> WHAT THE EXERCISE ASKS
Your answer should consist of the lines below that hold the word "action".

> GIVEN DATA
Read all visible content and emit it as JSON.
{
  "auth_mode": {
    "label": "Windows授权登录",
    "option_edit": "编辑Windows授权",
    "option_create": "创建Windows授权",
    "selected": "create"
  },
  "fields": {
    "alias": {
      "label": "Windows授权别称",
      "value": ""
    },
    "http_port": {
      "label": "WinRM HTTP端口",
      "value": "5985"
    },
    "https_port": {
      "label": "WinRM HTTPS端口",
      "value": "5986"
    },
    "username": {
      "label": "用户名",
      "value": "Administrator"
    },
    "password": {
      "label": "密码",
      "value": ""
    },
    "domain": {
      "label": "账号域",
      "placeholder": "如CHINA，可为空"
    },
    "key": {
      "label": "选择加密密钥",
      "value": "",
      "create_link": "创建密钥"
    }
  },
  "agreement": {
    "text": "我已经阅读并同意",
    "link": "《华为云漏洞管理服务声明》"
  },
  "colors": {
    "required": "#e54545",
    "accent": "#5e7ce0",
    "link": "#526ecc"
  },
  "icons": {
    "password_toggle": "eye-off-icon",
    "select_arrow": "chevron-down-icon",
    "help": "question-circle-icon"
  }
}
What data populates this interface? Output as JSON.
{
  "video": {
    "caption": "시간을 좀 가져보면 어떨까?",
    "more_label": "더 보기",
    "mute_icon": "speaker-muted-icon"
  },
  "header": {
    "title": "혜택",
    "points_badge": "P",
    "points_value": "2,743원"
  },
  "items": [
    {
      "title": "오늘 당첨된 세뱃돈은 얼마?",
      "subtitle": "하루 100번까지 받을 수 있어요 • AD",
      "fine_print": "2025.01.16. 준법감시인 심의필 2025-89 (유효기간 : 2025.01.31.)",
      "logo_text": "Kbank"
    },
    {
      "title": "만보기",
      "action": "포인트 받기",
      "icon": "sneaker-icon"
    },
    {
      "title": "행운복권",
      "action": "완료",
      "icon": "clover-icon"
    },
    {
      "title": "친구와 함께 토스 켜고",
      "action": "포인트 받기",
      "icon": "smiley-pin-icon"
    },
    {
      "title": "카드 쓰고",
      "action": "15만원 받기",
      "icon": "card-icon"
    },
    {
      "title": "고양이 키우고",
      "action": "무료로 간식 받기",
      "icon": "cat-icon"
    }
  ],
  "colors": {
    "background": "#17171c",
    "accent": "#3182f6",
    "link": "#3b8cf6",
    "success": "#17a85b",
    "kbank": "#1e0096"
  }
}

> WRITTEN RESPONSE
      "action": "포인트 받기",
      "action": "완료",
      "action": "포인트 받기",
      "action": "15만원 받기",
      "action": "무료로 간식 받기",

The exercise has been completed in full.